That last story is mine and something I keep very close to me as I remember that the pathway to proficiency is not easy, nor is it a smooth process, just like it took time for me to learn how to even position my hands around the crutches or how to even position one foot in front of another. Imagine taking two years to re-learn how to walk and with the occasional stumbling and tripping, being considered well enough to not need any support.

This is what we do with our language programs every year. We require two years in high school, and at the end of those two years, we expect our students to communicate well enough to have a conversation or write with a native speaker or can read something in the target language.

Prof. Iciency is my alter ego who introduces the concept of proficiency to my students at the beginning of the year. I dress up in a cap and gown for the first week of school, so that shock value helps me start tabula rasa with my students so I get to mold them towards proficiency-based instruction. It’s that shock value I need to get them on my side to help them realize that myclass is going to be different. Very different. That my class is performance-based. That I don’t grade; I rate. That I’m not going to do many vocab or grammar quizzes because my focus is on what my students can do: “Show what you know” I always say. Our students need the scaffolding of all the tools we have to offer them to be confident and proficient communicators, but we must remind them of two things:

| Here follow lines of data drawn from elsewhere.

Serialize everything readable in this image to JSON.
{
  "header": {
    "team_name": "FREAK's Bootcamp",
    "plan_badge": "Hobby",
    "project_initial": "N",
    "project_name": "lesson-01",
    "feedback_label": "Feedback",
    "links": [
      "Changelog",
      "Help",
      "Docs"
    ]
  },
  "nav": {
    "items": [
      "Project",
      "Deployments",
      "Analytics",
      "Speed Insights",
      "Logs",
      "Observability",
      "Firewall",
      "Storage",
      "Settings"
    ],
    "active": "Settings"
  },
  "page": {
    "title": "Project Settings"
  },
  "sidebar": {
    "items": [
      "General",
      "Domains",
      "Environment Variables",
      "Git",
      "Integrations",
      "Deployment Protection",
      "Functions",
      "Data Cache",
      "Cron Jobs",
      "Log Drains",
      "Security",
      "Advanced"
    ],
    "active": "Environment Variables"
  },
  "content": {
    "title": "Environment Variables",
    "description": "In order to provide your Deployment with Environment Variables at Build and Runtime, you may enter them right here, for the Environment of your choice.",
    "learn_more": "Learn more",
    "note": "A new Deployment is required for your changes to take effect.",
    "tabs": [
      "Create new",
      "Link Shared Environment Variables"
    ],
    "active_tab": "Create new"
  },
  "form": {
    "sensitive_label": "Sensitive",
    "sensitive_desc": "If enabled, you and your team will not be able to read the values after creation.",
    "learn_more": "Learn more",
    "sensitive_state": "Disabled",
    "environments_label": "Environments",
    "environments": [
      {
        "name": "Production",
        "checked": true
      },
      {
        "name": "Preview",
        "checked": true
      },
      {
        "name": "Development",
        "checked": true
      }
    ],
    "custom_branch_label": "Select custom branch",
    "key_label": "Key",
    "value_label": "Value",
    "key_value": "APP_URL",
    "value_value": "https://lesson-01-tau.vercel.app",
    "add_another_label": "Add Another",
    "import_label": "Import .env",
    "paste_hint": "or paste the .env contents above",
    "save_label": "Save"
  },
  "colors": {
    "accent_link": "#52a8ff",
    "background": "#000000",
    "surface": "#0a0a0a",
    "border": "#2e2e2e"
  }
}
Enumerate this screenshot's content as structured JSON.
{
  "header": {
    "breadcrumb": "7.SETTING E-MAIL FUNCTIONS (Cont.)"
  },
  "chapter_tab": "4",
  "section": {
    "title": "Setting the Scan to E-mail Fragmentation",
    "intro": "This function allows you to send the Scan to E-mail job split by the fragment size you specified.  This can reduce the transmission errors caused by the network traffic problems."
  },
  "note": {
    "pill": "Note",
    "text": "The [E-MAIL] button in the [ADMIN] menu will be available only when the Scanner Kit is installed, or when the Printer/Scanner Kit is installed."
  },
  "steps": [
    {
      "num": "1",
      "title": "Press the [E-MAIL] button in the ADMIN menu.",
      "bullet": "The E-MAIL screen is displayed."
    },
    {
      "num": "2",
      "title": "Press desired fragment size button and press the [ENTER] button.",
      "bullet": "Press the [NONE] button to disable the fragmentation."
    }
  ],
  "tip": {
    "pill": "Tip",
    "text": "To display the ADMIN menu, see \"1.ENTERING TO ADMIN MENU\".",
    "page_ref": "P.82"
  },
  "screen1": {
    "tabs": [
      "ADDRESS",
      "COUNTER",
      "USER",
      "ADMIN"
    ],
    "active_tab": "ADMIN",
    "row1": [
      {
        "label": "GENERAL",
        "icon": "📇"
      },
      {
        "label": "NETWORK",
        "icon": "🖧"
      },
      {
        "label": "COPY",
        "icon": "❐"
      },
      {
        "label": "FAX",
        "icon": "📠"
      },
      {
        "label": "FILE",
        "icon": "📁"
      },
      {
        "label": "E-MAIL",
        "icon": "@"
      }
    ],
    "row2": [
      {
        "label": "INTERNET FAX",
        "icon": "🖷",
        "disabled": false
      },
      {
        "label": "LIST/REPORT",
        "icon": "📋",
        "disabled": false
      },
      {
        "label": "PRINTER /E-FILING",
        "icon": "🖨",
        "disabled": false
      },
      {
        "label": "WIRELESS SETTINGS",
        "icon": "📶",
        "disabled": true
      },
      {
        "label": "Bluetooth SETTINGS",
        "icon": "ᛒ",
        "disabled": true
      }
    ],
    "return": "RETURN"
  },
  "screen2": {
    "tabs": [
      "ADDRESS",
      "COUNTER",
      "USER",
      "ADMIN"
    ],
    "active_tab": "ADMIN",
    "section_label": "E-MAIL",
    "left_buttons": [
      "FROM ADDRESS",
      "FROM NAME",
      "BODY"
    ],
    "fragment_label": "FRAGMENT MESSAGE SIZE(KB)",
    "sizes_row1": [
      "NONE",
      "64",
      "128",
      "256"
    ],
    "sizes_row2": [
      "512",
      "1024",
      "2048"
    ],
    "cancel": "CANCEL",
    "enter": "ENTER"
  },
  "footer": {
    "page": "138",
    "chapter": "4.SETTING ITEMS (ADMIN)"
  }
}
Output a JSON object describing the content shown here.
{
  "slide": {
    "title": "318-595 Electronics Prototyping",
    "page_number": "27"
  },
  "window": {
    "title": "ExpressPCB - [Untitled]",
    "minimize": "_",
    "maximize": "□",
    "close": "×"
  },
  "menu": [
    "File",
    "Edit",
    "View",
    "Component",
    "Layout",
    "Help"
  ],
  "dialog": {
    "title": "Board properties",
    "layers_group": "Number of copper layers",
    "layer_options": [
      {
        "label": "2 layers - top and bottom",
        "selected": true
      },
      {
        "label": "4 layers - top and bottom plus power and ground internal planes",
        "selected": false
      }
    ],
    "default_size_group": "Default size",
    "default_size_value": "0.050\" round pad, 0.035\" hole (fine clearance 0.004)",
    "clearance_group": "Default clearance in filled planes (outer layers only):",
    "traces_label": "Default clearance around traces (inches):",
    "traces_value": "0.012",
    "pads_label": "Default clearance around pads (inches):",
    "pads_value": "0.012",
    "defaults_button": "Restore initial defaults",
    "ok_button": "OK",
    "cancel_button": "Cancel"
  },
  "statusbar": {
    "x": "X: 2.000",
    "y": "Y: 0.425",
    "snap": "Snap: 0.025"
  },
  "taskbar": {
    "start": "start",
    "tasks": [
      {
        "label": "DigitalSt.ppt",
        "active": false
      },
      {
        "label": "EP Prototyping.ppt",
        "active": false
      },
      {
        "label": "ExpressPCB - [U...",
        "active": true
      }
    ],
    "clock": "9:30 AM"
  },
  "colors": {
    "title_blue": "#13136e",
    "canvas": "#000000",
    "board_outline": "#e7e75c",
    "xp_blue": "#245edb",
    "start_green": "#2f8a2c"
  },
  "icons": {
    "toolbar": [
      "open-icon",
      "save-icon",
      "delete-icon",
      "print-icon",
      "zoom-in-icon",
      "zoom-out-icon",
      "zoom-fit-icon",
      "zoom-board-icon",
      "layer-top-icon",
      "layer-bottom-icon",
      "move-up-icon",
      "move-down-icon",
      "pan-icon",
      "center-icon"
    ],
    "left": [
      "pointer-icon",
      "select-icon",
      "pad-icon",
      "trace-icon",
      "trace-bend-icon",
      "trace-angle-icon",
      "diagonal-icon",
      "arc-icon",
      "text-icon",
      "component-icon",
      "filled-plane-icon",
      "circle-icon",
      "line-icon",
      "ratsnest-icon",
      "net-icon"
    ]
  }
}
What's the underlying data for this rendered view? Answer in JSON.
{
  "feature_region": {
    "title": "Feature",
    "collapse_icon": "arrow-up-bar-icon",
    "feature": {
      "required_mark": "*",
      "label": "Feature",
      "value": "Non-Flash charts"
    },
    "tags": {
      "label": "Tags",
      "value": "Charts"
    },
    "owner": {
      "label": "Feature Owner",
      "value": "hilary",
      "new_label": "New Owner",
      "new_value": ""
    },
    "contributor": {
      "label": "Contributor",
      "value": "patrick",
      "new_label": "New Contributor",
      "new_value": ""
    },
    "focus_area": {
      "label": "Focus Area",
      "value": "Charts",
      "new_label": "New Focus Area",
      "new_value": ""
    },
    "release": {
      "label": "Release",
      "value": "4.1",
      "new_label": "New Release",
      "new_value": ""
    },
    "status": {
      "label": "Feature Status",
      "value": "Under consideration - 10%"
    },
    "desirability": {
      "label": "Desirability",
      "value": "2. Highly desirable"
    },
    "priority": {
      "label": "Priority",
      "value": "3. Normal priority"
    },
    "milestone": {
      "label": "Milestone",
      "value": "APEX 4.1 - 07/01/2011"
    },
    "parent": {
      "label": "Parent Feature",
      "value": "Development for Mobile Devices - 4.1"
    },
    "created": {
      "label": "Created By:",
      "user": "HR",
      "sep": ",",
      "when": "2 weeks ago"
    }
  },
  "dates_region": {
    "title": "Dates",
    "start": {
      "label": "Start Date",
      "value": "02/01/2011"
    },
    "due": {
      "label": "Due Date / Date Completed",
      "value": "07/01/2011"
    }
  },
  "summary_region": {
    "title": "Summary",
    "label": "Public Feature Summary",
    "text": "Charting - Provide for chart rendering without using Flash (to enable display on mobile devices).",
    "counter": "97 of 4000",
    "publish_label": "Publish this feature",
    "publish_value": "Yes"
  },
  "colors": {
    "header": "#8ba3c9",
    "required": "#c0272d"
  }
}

1.  Speaking a language is spontaneous, and it’s a journey. Life is not scripted. Let’s not keep the language of proficiency hidden from our students as if it’s some sort of secret; rather, let’s share how they’re going to meet their proficiency targets. Push them to speak the language and reinforce the targets along the way.

2.  Secondly, make meaningful goals for your students as far as their proficiency targets. Collaborate with your department, administrators or district coordinators to assess your current program. In my department, we committed to working primarily with performance assessments and a performance assessment/grading mash-up in conjunction with our district coordinator. And break down the end targets in measurable chunks so the students can easily meet those targets at the semester mark and at the end of the year.

For me, the process of working on a portfolio of my work has been instrumental as I journey with my students along the path to proficiency, as I’ve been able to see how my students are all working towards the performance targets by accomplishing the learning targets as we go along. The journey has helped me take into account both sets of targets as I plan my lessons in order to help all of my students grow throughout the school year.

I understand the path to proficiency may seem difficult, but just as there’s a beauty in the redemption in Les Misérables, Rent, Hamilton, and yes, even my own story, there’s also beauty in seeing how our students take what they’ve learned inside our classrooms and apply it in a variety of situations outside of our classrooms.

Paul Jennemann lives in Memphis, Tennessee, with his wife and two sons, where they love to go to the park, go to the zoo, and cook together. He is a high school Spanish teacher and is passionate about target language usage and connecting students with authentic resources in the target language. Paul frequently shares his reflections on the Path 2 Proficiency and can be found on Twitter: @profepj3